“I feel like I have a portfolio based on being involved in the student association, because a lot of the things I’m doing there, I’ll be doing in the real world, like planning events and advertising, whereas a lot of kids don’t get that hands-on experience unless you get involved outside the community,” she said.

Barnes said she would suggest getting involved to any college student.

“I love the quote that says, ‘Don’t let your classwork get in the way of your education,’” she said. “I feel like you learn so much more outside of the classroom. Sometimes you learn different skills outside of the classroom that are really valuable.”

Michael Diamond, the vice president for programming, said that, for him, integrity is what makes not only a good business person, but a good leader.

“If you don’t have a character that is attractive, then you’re not a leader; you’re just behind the scenes,” Diamond said. “As soon as you can change who you are, that’s when you start to influence people, and that allows you to be a leader. In being a leader, who you are is much more important than what you do.”

Being a communications major, Diamond said he has had the opportunity to work in many groups as part of his classwork, as well as part of his role in the WSUSA. He said creating synergy is crucial to making any group or team productive.

“Getting synergy in a group is vital,” Diamond said. “If you don’t have that, then your creativity is pretty much shot.”

Abelardo Saucedo, vice president for Clubs and Organizations, and Andrew Gardiner, president, said being accounting majors has helped them be more effective leaders.  Saucedo said being able to plan ahead and budget expenses are skills he learned as part of his major that have helped him in his role. Gardiner agreed, noting how those skills are important in any role.

Gardiner, like Barnes, said he learned “90 percent more of what I know outside of the classroom than inside of the classroom. I’m a better leader, I will be a better friend, a better employee because of the positions I’ve had all through my college experience.”

Gardiner said that, no matter a student’s interests or previous experiences, he would suggest getting involved.
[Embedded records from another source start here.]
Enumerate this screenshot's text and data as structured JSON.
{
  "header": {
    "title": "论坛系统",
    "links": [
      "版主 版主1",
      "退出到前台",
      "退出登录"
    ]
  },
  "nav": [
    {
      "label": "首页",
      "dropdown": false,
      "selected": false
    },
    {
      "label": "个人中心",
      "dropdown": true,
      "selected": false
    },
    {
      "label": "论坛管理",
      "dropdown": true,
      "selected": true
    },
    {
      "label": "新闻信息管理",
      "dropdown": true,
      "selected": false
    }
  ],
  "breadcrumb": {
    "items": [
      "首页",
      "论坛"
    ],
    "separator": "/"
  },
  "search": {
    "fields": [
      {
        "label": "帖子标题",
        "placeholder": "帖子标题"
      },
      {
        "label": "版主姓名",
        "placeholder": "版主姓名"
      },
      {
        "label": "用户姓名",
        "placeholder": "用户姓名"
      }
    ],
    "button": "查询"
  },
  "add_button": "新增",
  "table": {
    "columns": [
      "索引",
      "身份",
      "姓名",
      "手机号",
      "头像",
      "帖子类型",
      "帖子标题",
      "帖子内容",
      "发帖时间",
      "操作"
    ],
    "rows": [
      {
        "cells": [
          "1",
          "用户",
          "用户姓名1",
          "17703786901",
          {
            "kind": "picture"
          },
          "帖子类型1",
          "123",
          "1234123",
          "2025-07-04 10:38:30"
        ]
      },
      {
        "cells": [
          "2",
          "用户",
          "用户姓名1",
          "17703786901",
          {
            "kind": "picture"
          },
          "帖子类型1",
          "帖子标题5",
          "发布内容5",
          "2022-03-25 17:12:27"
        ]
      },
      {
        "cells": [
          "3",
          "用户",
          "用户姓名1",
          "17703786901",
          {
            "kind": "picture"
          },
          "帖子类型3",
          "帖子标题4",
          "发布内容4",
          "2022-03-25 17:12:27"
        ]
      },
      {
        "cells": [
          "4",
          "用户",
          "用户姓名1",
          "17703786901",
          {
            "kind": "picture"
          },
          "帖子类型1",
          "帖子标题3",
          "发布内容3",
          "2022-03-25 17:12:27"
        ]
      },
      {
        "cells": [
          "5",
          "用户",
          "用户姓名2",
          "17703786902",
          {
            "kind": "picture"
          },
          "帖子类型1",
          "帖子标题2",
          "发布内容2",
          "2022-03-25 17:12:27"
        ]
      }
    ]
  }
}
“I encourage every student that wants to get involved to look into either a club or a sport or Student Involvement and Leadership position, something to tie their experience here at Weber State to other than academics, and they will be so much more prepared when they leave,” he said.

Julia Saxton, vice president for service, said another leadership skill that is useful in any situation is service. Service, according to Saxton, is something anyone in any profession can take advantage of.

“That way, they can be more passionate about what they’re doing,” she said. “And service is more applicable in the work force, or education or wherever you may be — it’s always applicable.”

Saxton likened leadership to service, noting that both traits are important and desirable to employers.

“Leadership is applicable no matter what you’re doing,” she said. “Whether you’re working as an individual or working in a group project, it’s always there, and it’s an important trait to have.”

According to several WSUSA representatives, being involved in some sort of extracurricular activity can help build many aspects of college life; it can help build portfolios and give real-world experiences, create skills and traits that are desirable to employers, and gain unique opportunities that can add spice to resumes.

Appointed positions for WSUSA are available now. Packets of information and positions are available in the Student Involvement and Leadership Office on the second floor of the Shepard Union Building.